BEGIN Input material
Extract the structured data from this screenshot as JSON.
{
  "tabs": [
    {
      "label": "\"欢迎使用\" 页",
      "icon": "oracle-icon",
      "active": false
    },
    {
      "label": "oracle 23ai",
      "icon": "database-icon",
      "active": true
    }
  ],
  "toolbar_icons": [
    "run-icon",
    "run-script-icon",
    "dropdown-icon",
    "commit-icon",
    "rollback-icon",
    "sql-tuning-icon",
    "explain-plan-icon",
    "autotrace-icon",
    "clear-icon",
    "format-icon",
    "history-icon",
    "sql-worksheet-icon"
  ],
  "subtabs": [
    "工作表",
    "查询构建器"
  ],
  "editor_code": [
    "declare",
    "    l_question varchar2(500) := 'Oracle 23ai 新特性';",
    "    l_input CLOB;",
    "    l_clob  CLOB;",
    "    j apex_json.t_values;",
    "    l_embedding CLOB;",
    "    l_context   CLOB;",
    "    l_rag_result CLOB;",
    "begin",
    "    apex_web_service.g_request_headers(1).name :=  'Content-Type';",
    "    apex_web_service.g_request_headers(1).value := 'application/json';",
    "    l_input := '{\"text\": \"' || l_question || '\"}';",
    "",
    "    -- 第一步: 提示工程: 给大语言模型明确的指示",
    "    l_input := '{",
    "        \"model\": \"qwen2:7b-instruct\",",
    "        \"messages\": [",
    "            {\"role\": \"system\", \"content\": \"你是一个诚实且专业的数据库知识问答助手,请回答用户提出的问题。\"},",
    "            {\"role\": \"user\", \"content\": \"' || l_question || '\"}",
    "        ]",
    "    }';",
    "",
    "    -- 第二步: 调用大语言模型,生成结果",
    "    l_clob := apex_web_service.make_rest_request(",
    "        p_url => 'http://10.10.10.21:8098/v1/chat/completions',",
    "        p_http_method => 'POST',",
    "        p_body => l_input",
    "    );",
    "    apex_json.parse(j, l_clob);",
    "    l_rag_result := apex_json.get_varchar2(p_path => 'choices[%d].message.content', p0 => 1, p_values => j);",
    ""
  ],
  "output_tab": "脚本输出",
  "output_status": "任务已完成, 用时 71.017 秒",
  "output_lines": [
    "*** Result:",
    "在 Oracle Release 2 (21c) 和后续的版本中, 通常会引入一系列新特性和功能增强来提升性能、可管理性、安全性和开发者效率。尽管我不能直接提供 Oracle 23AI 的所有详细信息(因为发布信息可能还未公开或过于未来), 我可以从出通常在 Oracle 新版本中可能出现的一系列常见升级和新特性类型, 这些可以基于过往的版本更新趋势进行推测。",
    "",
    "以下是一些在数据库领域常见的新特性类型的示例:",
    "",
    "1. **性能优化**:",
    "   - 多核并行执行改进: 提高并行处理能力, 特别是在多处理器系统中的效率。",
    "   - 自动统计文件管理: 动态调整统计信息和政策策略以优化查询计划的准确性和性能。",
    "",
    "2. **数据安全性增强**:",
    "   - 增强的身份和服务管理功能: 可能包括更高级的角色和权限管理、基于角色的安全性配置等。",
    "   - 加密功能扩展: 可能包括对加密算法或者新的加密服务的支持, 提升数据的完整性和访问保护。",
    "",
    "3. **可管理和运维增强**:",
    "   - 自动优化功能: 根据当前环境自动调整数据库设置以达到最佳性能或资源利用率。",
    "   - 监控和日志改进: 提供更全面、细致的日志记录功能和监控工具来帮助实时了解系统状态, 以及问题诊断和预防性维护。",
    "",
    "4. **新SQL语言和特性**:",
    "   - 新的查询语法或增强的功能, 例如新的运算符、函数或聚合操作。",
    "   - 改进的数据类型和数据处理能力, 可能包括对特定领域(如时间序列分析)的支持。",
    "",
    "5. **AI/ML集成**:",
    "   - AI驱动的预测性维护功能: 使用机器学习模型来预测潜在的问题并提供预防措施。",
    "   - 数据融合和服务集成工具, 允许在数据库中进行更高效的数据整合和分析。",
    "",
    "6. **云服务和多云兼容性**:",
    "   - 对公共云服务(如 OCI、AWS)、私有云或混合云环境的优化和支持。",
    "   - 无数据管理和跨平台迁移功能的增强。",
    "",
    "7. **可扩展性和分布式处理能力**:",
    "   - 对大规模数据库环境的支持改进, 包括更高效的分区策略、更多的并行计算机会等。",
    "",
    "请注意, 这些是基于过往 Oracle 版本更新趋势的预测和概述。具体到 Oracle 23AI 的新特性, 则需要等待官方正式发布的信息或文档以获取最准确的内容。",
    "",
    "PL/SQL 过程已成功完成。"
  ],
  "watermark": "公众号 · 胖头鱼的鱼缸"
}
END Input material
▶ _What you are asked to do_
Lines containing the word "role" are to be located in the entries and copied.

▶ _Result of the exercise_
    "            {\"role\": \"system\", \"content\": \"你是一个诚实且专业的数据库知识问答助手,请回答用户提出的问题。\"},",
    "            {\"role\": \"user\", \"content\": \"' || l_question || '\"}",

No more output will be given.